Assignment:
Please return every line of the records below that holds the word "this".

Element data from apps and pages
----------------------------------------
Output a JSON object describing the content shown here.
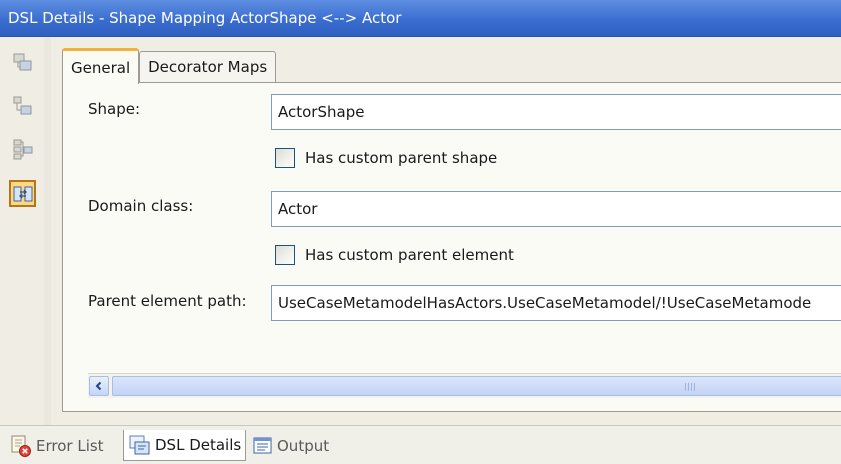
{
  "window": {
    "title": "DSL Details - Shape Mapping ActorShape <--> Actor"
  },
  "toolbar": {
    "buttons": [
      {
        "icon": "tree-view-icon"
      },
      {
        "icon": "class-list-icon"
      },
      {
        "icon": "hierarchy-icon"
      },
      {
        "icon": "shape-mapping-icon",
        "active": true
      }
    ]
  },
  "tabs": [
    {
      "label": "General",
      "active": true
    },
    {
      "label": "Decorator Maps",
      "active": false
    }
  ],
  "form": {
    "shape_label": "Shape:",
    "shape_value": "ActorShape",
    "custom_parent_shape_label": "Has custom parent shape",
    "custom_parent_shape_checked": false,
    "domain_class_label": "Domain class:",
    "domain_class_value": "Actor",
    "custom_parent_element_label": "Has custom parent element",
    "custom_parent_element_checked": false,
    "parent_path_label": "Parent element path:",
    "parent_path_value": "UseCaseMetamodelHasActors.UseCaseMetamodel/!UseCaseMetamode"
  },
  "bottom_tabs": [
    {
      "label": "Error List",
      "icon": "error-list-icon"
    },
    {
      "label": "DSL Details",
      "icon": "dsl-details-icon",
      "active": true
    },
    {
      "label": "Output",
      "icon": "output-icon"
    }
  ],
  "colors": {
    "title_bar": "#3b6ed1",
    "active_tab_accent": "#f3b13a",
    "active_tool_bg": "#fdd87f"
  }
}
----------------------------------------
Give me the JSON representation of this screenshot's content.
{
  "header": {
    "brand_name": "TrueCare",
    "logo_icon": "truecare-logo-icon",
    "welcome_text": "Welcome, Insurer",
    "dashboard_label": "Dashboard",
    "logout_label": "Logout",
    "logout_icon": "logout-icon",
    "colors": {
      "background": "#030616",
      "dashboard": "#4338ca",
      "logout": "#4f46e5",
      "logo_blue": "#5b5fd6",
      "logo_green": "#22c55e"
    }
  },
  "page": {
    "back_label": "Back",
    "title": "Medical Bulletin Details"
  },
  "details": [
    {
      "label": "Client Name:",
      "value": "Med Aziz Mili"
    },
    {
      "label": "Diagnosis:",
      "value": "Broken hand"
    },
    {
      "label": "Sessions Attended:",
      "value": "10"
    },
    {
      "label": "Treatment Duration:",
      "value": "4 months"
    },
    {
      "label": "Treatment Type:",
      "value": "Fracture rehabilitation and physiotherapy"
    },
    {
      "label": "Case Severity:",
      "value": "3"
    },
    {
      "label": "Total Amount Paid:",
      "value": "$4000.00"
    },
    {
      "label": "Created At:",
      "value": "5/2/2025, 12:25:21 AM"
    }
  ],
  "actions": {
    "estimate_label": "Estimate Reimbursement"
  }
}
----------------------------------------
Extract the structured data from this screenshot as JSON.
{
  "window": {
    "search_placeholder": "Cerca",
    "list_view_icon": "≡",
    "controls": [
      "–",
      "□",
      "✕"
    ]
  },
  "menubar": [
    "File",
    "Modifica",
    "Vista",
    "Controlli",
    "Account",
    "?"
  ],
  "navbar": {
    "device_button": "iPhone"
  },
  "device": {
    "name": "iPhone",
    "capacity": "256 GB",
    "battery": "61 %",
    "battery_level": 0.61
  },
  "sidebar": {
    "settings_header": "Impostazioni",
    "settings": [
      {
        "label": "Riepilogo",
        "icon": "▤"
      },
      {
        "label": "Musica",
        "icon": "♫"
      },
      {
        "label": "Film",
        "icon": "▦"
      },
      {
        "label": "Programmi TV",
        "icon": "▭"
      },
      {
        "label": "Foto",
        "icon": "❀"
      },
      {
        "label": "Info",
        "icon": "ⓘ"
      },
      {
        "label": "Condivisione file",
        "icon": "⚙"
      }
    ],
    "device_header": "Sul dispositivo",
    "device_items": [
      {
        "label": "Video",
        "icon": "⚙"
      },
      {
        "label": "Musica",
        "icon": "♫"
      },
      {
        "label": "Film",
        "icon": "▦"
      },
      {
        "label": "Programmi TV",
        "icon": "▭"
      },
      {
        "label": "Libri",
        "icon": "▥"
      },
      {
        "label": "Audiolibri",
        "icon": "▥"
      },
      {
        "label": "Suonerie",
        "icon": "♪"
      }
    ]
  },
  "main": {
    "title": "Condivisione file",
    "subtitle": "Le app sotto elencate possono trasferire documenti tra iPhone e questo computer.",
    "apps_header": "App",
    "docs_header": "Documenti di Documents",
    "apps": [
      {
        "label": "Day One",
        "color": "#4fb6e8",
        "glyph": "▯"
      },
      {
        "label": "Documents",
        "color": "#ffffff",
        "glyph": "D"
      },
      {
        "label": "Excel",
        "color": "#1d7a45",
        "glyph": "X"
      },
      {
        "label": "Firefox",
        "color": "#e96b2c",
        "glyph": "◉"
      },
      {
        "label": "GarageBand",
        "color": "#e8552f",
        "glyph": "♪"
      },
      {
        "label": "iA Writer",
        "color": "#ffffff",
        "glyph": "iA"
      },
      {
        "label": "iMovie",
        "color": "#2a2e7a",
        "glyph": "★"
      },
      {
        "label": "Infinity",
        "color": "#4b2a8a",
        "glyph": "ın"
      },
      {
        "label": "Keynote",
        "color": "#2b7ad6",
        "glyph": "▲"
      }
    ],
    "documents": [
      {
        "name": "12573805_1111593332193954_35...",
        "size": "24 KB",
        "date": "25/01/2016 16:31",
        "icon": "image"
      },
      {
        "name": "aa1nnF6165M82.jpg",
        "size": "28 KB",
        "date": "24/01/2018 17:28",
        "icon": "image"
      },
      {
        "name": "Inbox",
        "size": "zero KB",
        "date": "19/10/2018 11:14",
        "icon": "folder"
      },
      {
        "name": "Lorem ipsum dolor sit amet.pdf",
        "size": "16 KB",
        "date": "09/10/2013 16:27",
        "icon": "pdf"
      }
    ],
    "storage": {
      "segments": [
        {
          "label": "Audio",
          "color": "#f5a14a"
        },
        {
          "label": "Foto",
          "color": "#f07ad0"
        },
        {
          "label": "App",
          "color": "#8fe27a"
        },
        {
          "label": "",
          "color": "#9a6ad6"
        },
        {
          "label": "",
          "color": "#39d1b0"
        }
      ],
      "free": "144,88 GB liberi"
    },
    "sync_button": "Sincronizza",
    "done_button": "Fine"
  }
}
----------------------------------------
Solution to the problem:
Give me the JSON representation of this screenshot's content.
Extract the structured data from this screenshot as JSON.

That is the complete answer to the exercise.